- **Task requirements**
Below are some entries. Copy each line that holds the string "your".

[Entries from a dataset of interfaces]
%%

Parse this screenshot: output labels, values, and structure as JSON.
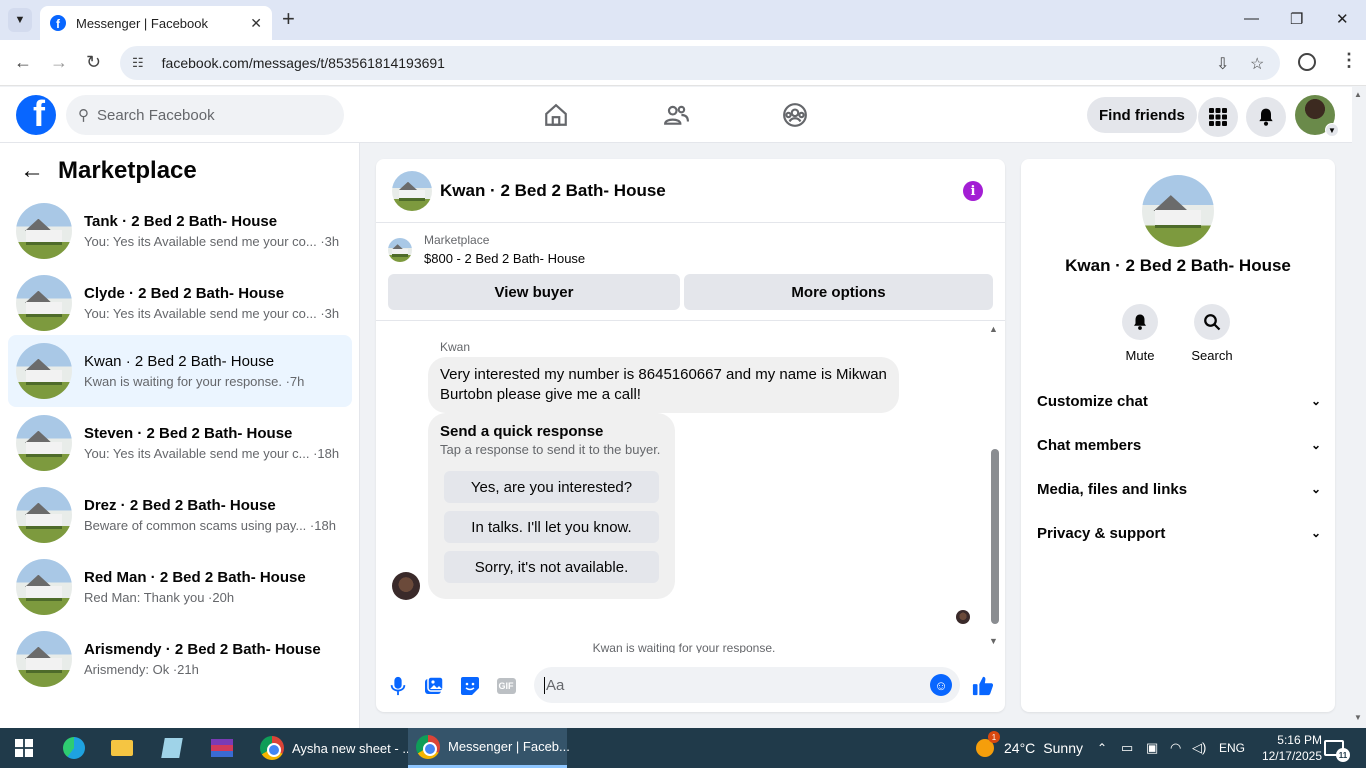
{
  "browser": {
    "tab_title": "Messenger | Facebook",
    "tab_close": "✕",
    "new_tab": "+",
    "url": "facebook.com/messages/t/853561814193691",
    "icons": [
      "tab-list-icon",
      "back-icon",
      "forward-icon",
      "reload-icon",
      "site-info-icon",
      "install-icon",
      "star-icon",
      "profile-icon",
      "menu-icon",
      "minimize-icon",
      "maximize-icon",
      "close-icon"
    ]
  },
  "fb": {
    "search_placeholder": "Search Facebook",
    "find_friends": "Find friends",
    "colors": {
      "brand": "#0866ff",
      "active_row": "#ebf5ff",
      "info_icon": "#a31ed4"
    }
  },
  "sidebar": {
    "title": "Marketplace",
    "conversations": [
      {
        "name": "Tank · 2 Bed 2 Bath- House",
        "preview": "You: Yes its Available send me your co... ·3h"
      },
      {
        "name": "Clyde · 2 Bed 2 Bath- House",
        "preview": "You: Yes its Available send me your co... ·3h"
      },
      {
        "name": "Kwan · 2 Bed 2 Bath- House",
        "preview": "Kwan is waiting for your response. ·7h"
      },
      {
        "name": "Steven · 2 Bed 2 Bath- House",
        "preview": "You: Yes its Available send me your c... ·18h"
      },
      {
        "name": "Drez · 2 Bed 2 Bath- House",
        "preview": "Beware of common scams using pay... ·18h"
      },
      {
        "name": "Red Man · 2 Bed 2 Bath- House",
        "preview": "Red Man: Thank you ·20h"
      },
      {
        "name": "Arismendy · 2 Bed 2 Bath- House",
        "preview": "Arismendy: Ok ·21h"
      }
    ]
  },
  "chat": {
    "title": "Kwan · 2 Bed 2 Bath- House",
    "listing_source": "Marketplace",
    "listing_price": "$800 - 2 Bed 2 Bath- House",
    "view_buyer": "View buyer",
    "more_options": "More options",
    "sender": "Kwan",
    "message": "Very interested my number is 8645160667 and my name is Mikwan Burtobn please give me a call!",
    "quick_title": "Send a quick response",
    "quick_subtitle": "Tap a response to send it to the buyer.",
    "quick_responses": [
      "Yes, are you interested?",
      "In talks. I'll let you know.",
      "Sorry, it's not available."
    ],
    "waiting_notice": "Kwan is waiting for your response.",
    "composer_placeholder": "Aa",
    "gif_label": "GIF"
  },
  "details": {
    "name": "Kwan · 2 Bed 2 Bath- House",
    "mute": "Mute",
    "search": "Search",
    "sections": [
      "Customize chat",
      "Chat members",
      "Media, files and links",
      "Privacy & support"
    ]
  },
  "taskbar": {
    "app1": "Aysha new sheet - ...",
    "app2": "Messenger | Faceb...",
    "weather_temp": "24°C",
    "weather_text": "Sunny",
    "lang": "ENG",
    "time": "5:16 PM",
    "date": "12/17/2025",
    "notif_count": "11",
    "weather_badge": "1"
  }
}
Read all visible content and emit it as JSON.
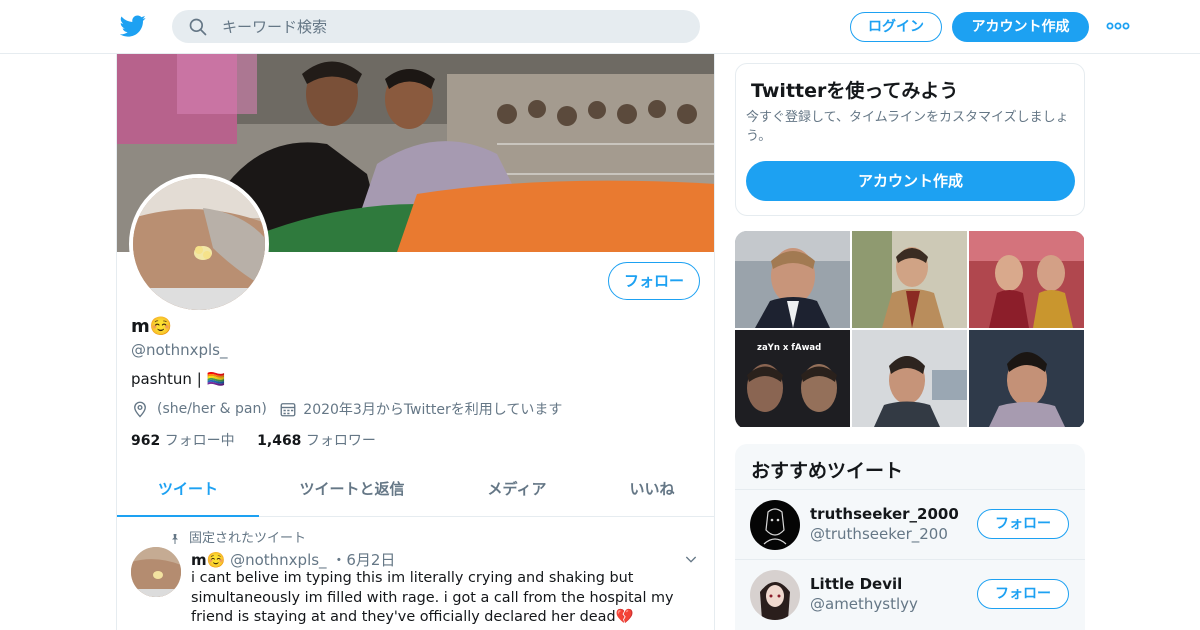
{
  "colors": {
    "accent": "#1da1f2",
    "muted": "#657786",
    "border": "#e6ecf0"
  },
  "header": {
    "logo_icon": "twitter-bird-icon",
    "search_placeholder": "キーワード検索",
    "login_label": "ログイン",
    "signup_label": "アカウント作成",
    "more_icon": "more-dots-icon"
  },
  "profile": {
    "name": "m☺️",
    "handle": "@nothnxpls_",
    "bio": "pashtun | 🏳️‍🌈",
    "location": "(she/her & pan)",
    "joined": "2020年3月からTwitterを利用しています",
    "following_count": "962",
    "following_label": "フォロー中",
    "followers_count": "1,468",
    "followers_label": "フォロワー",
    "follow_label": "フォロー"
  },
  "tabs": [
    {
      "label": "ツイート",
      "active": true
    },
    {
      "label": "ツイートと返信",
      "active": false
    },
    {
      "label": "メディア",
      "active": false
    },
    {
      "label": "いいね",
      "active": false
    }
  ],
  "pinned_tweet": {
    "pinned_label": "固定されたツイート",
    "name": "m☺️",
    "handle": "@nothnxpls_",
    "date": "・6月2日",
    "text": "i cant belive im typing this im literally crying and shaking but simultaneously im filled with rage. i got a call from the hospital my friend is staying at and they've officially declared her dead💔"
  },
  "sidebar": {
    "promo_title": "Twitterを使ってみよう",
    "promo_desc": "今すぐ登録して、タイムラインをカスタマイズしましょう。",
    "promo_button": "アカウント作成",
    "media_captions": [
      "zaYn x fAwad"
    ],
    "recommend_title": "おすすめツイート",
    "recommend": [
      {
        "name": "truthseeker_2000",
        "handle": "@truthseeker_200",
        "follow": "フォロー"
      },
      {
        "name": "Little Devil",
        "handle": "@amethystlyy",
        "follow": "フォロー"
      }
    ]
  }
}
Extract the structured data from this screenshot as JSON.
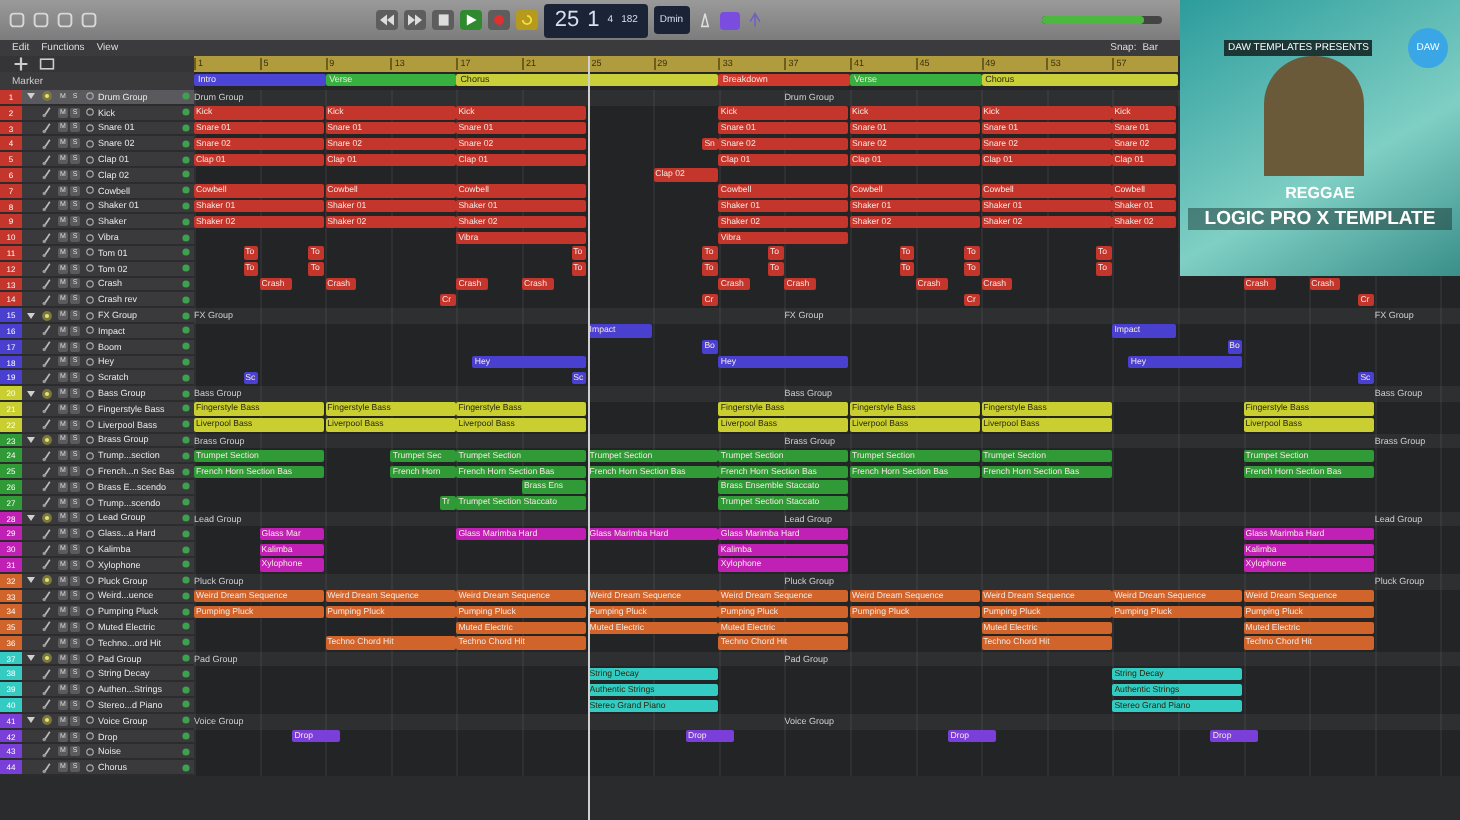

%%

- **Task response**
        "preview": "You: Yes its Available send me your co... ·3h"
        "preview": "You: Yes its Available send me your co... ·3h"
        "preview": "Kwan is waiting for your response. ·7h"
        "preview": "You: Yes its Available send me your c... ·18h"
    "waiting_notice": "Kwan is waiting for your response.",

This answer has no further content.